Another metric to watch is the Conference Board Leading Economic Index, which watches statistics such as building permits and new orders for consumer goods to forecast economic activity, he said. The American economy has never had a recession not predated by the LEI going negative, typically by more than 1 percent.
The LEI increased every month in 2014 and 2015, but 2016 "got a little dicey," he said. Through April 2016, the data showed the LEI down by 0.1 percent, not enough to look for recession, but enough to raise the possibility of recession in the near-term. The most recent data show the LEI up at 2.6 percent, though there was a drop in September caused by the hurricanes.
"The point is, everything in the economic data today says that while we may be frustrated with the pace of economic growth, while we may not hit that 3.5 GPD that everyone is cheering for, the odds of full-blown recession here in the fourth quarter or in the first several quarters of 2018 still remain relatively low," he said.

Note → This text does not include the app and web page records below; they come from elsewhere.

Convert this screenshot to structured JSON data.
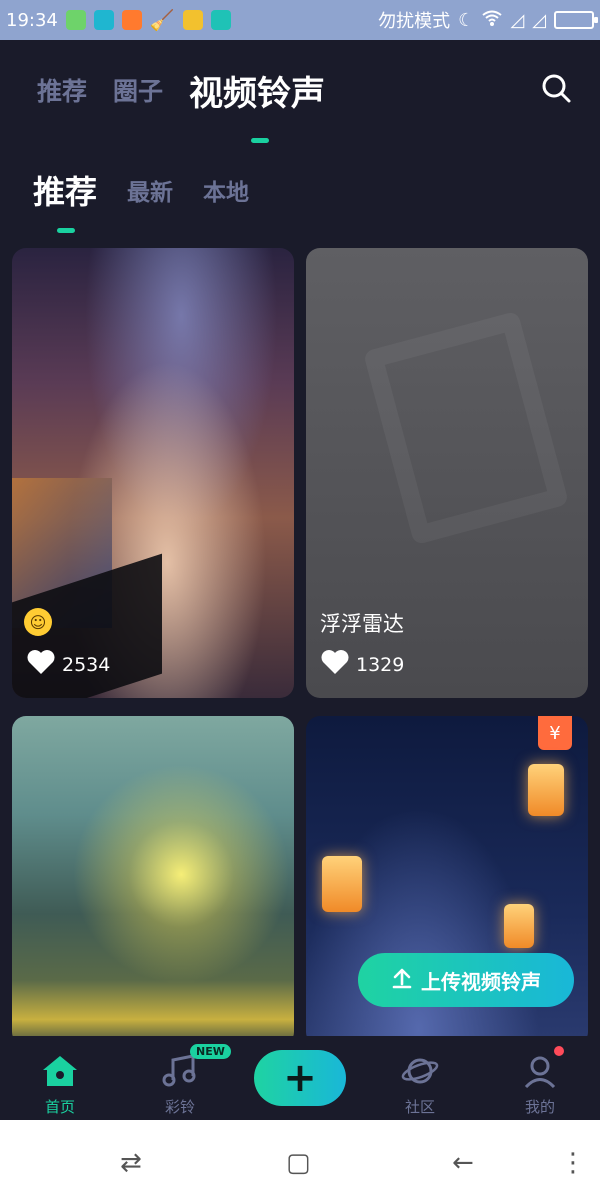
{
  "status_bar": {
    "time": "19:34",
    "mode_text": "勿扰模式",
    "notification_icons": [
      "app-icon",
      "sync-icon",
      "warning-icon",
      "broom-icon",
      "folder-icon",
      "usb-icon"
    ],
    "right_icons": [
      "moon-icon",
      "wifi-icon",
      "signal-icon",
      "signal-icon",
      "battery-icon"
    ]
  },
  "top_nav": {
    "tabs": [
      {
        "label": "推荐",
        "active": false
      },
      {
        "label": "圈子",
        "active": false
      },
      {
        "label": "视频铃声",
        "active": true
      }
    ]
  },
  "sub_nav": {
    "tabs": [
      {
        "label": "推荐",
        "active": true
      },
      {
        "label": "最新",
        "active": false
      },
      {
        "label": "本地",
        "active": false
      }
    ]
  },
  "cards": [
    {
      "title": "",
      "likes": "2534",
      "has_emoji": true
    },
    {
      "title": "浮浮雷达",
      "likes": "1329"
    },
    {
      "title": "",
      "likes": ""
    },
    {
      "title": "",
      "likes": "",
      "badge": "¥"
    }
  ],
  "upload_button": {
    "label": "上传视频铃声"
  },
  "bottom_tabs": [
    {
      "label": "首页",
      "icon": "home-icon",
      "active": true
    },
    {
      "label": "彩铃",
      "icon": "music-note-icon",
      "badge": "NEW"
    },
    {
      "label": "",
      "icon": "plus-icon"
    },
    {
      "label": "社区",
      "icon": "planet-icon"
    },
    {
      "label": "我的",
      "icon": "user-icon",
      "dot": true
    }
  ],
  "colors": {
    "accent": "#1ad1a0",
    "background": "#1a1b2a",
    "inactive_text": "#6c7396",
    "status_bar": "#8fa4cf"
  }
}
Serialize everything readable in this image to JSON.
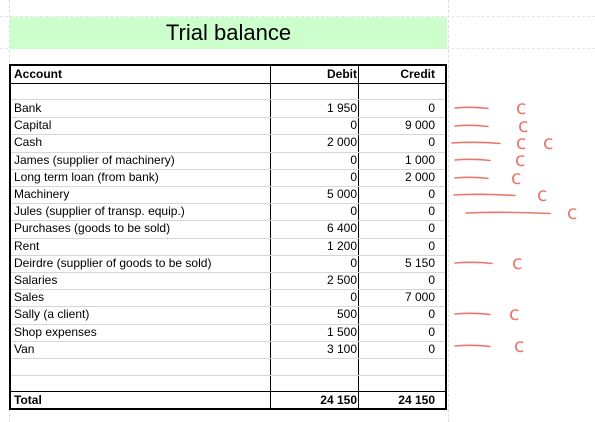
{
  "title": "Trial balance",
  "headers": {
    "account": "Account",
    "debit": "Debit",
    "credit": "Credit"
  },
  "rows": [
    {
      "account": "Bank",
      "debit": "1 950",
      "credit": "0"
    },
    {
      "account": "Capital",
      "debit": "0",
      "credit": "9 000"
    },
    {
      "account": "Cash",
      "debit": "2 000",
      "credit": "0"
    },
    {
      "account": "James (supplier of machinery)",
      "debit": "0",
      "credit": "1 000"
    },
    {
      "account": "Long term loan (from bank)",
      "debit": "0",
      "credit": "2 000"
    },
    {
      "account": "Machinery",
      "debit": "5 000",
      "credit": "0"
    },
    {
      "account": "Jules (supplier of transp. equip.)",
      "debit": "0",
      "credit": "0"
    },
    {
      "account": "Purchases (goods to be sold)",
      "debit": "6 400",
      "credit": "0"
    },
    {
      "account": "Rent",
      "debit": "1 200",
      "credit": "0"
    },
    {
      "account": "Deirdre (supplier of goods to be sold)",
      "debit": "0",
      "credit": "5 150"
    },
    {
      "account": "Salaries",
      "debit": "2 500",
      "credit": "0"
    },
    {
      "account": "Sales",
      "debit": "0",
      "credit": "7 000"
    },
    {
      "account": "Sally (a client)",
      "debit": "500",
      "credit": "0"
    },
    {
      "account": "Shop expenses",
      "debit": "1 500",
      "credit": "0"
    },
    {
      "account": "Van",
      "debit": "3 100",
      "credit": "0"
    }
  ],
  "total": {
    "label": "Total",
    "debit": "24 150",
    "credit": "24 150"
  },
  "annotation_mark": "c",
  "colors": {
    "title_bg": "#ccffcc",
    "annotation": "#e8786e"
  }
}
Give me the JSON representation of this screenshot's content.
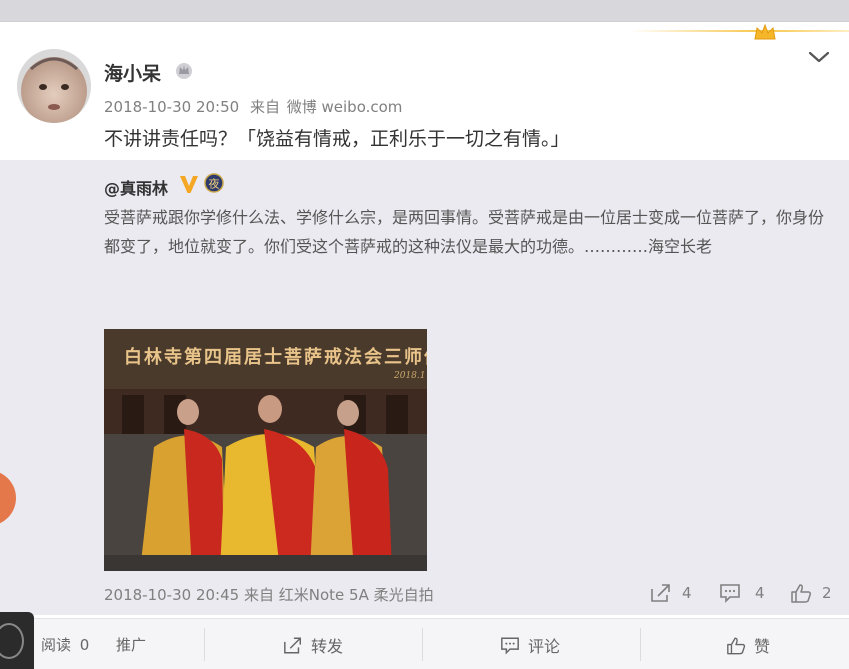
{
  "post": {
    "username": "海小呆",
    "timestamp": "2018-10-30 20:50",
    "source_prefix": "来自",
    "source": "微博 weibo.com",
    "text": "不讲讲责任吗？「饶益有情戒，正利乐于一切之有情。」"
  },
  "repost": {
    "author": "@真雨林",
    "text": "受菩萨戒跟你学修什么法、学修什么宗，是两回事情。受菩萨戒是由一位居士变成一位菩萨了，你身份都变了，地位就变了。你们受这个菩萨戒的这种法仪是最大的功德。…………海空长老",
    "photo_caption": "白林寺第四届居士菩萨戒法会三师像",
    "photo_year": "2018.1",
    "timestamp": "2018-10-30 20:45",
    "source_prefix": "来自",
    "source": "红米Note 5A 柔光自拍",
    "shares": "4",
    "comments": "4",
    "likes": "2"
  },
  "footer": {
    "read_label": "阅读",
    "read_count": "0",
    "promote": "推广",
    "forward": "转发",
    "comment": "评论",
    "like": "赞"
  },
  "colors": {
    "accent_gold": "#f7c64a",
    "vip_orange": "#f5a623",
    "muted_text": "#808080",
    "repost_bg": "#eaeaf0"
  }
}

Also related is the recovery of the job market, he said. Generally, the states that lost the most jobs during the recession had heavy exposure to residential real estate or durable goods manufacturing, such as Ohio, Michigan, Illinois and Indiana. Among the states that held up the best were those with connections to energy extraction, refining and distributing, such as North Dakota and Alaska.
Compared to December 2007, about 40 states currently have an increased net change in jobs by a statistically significant amount, with places like North Dakota and Texas at the top, he said.
The falling price of oil has affected that growth, as some energy-industry states have lost jobs in the last 12 months, leading off with Wyoming and including others such as South Dakota, Alaska, Kansas, Oklahoma and Louisiana. The price of oil has recovered to about $45-$55 a barrel in the near term, Tutterow said.
"We're at ranges where you can make some money in West Texas and North Dakota pumping in a way where you couldn't at $30 a barrel," he said. "But we're not at levels that justify the incredible infrastructure and investment."
While rig counts are rising again, the industry isn't seeing the same surge in the energy sector that existed in 2010-12, he said.
"We have an administration now that's going to encourage investment and infrastructure associated with the energy sector, so some of that should be positive news to folks in this room," Tutterow said.
Other change is showing up for non-residential markets in three main areas: industrial, lodging and office, he said.
In industrial, so much industrial space was built in the early recovery of the recession that less is being built today than in the past two years, he said.
"We're pulling back a little bit in new industrial space," Tutterow said.
In lodging, growth has moved through two phases already as occupancy rates increase, but should show a moderate downturn as new construction in lodging-oriented projects eases off, he said. More often, changes in the lodging industry will be changes in control of already built properties.
The office market is starting to move into a new phase of growth, as commercial groups have started to work on purely spec builds, he said. Additionally, many modern offices are shared spaces, with employees needing less space and smart developers building to accommodate.
The housing market also is continuing to recover, but is still down by about 40 percent from its peak.
"There's not much of a story on home prices yet, but for the first time in this economic recovery, I'm hearing the word 'affordability' in the last two quarters," he said. "Home prices are back nationwide above where they were at the peak of the housing market."
The manufacturing market stands as a key sector to the American economy, pays the highest compensative wages and has the biggest spillover in multiplier effects in regional economies, he said.
"I am an unapologetic defender of those who produce products for a living," Tutterow said.